The four remaining men in the boat including the Irishman threw their hands up and Crawford instructed them to get in the water and hold on to the sides of their boat. This was to prevent them from making similar attempts to board the Netuno. Suddenly, the air boomed with the sound of the pirate vessel opening up on the Netuno with their guns despite the fact they still had four of their own men in the water alongside it. Their aim was good enough to get several hits on the Netuno and despite the David and Goliath odds, Crawford had no choice but to return fire with his single six pounder gun pointing in the pirate ship’s direction. The gun was handled by Crawford, one of the prize crew and the Brazilian captain while efforts were made to get the vessel under sail. Once mobile again, the Netuno tried to pull away from the pirate ship hoping they would attempt to recover their men who were still clutching to their boat thus giving the Netuno time to escape but instead it gave chase.

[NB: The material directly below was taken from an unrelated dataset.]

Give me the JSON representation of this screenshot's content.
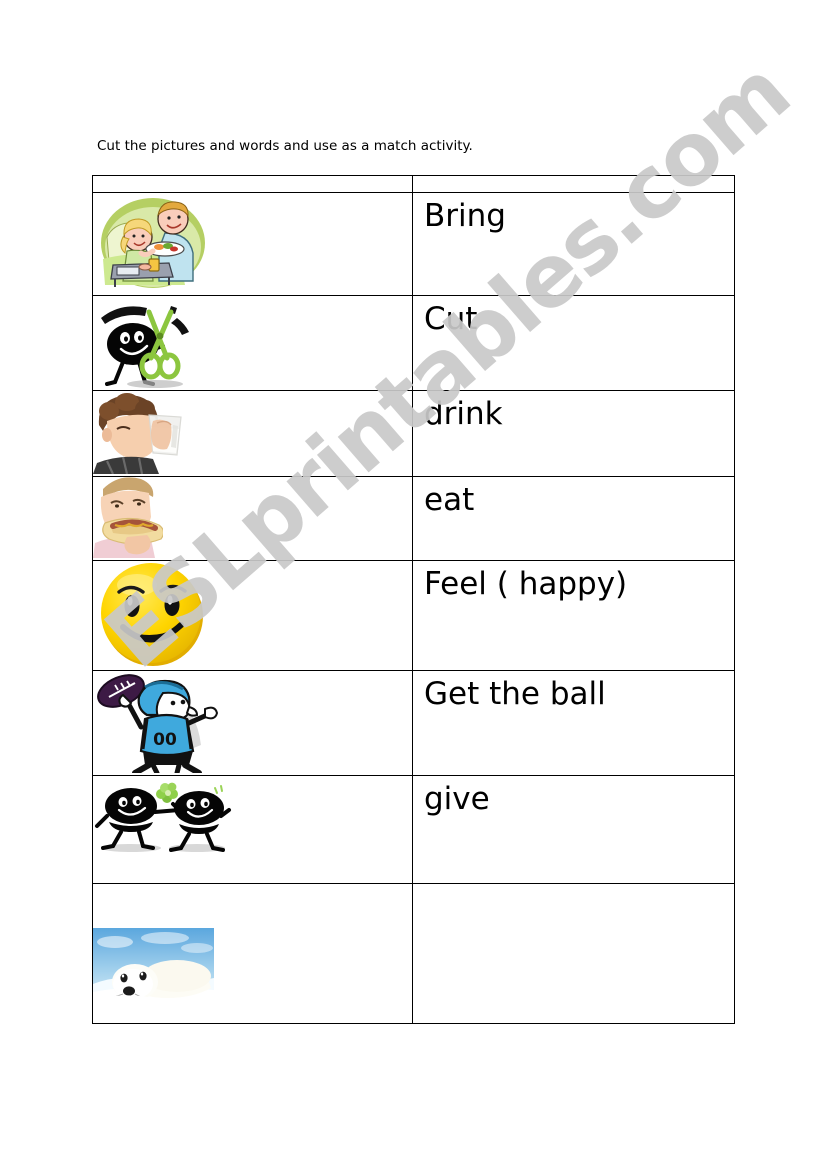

Despite their superior firepower, the Spanish pirates were unable to inflict a mortal wound on the Netuno which managed to either escape from or survive barrage after barrage. Incredibly, Netuno’s six pounder scored a lucky shot that must have ignited the gun powder on board for it produced a large explosion that Crawford’s men speculated killed or wounded at least twenty of their number. Crawford put their lack of success down to poor discipline and training for he noted that many of the pirate’s guns were firing at high angles of elevation that sent the rounds flying between the Netuno’s masts.
For nearly two hours the two ships exchanged fire while Netuno attempted to make good her escape. Then, to the relief of the men aboard the Netuno the pirate vessel began broke off the engagement. Testimony from the Netuno’s men later claimed that as the pirate ship broke off, fighting between its crewmembers could clearly be seen up on deck. The captured slave ship had survived the encounter but did not come off entirely unscathed. A single shot had hit the slave hold killing a woman and taking off a young girl’s arm while up on deck Crawford himself had been severely wounded by splintering wood that struck him in the temple and hand. He collapsed on deck and had to be nursed back to health during the voyage to Sierra Leone but he made a full recovery.
During the investigation by the courts in Sierra Leone, Crawford was praised for his actions and was soon promoted for his deeds. The key piece of evidence came from the Brazilian captain of the Netuno who had nothing but praise for the British officer despite the fact Crawford’s own ship had seized his vessel a few weeks prior.
FINAL NOTE: HMS Redwind, the ship Crawford initially believed was the vessel approaching them before realising they were in fact pirates, would be lost at sea under mysterious circumstances just a few weeks after this incident. Pieces of the vessel would wash up on the African shore but it is still unclear what her fate was.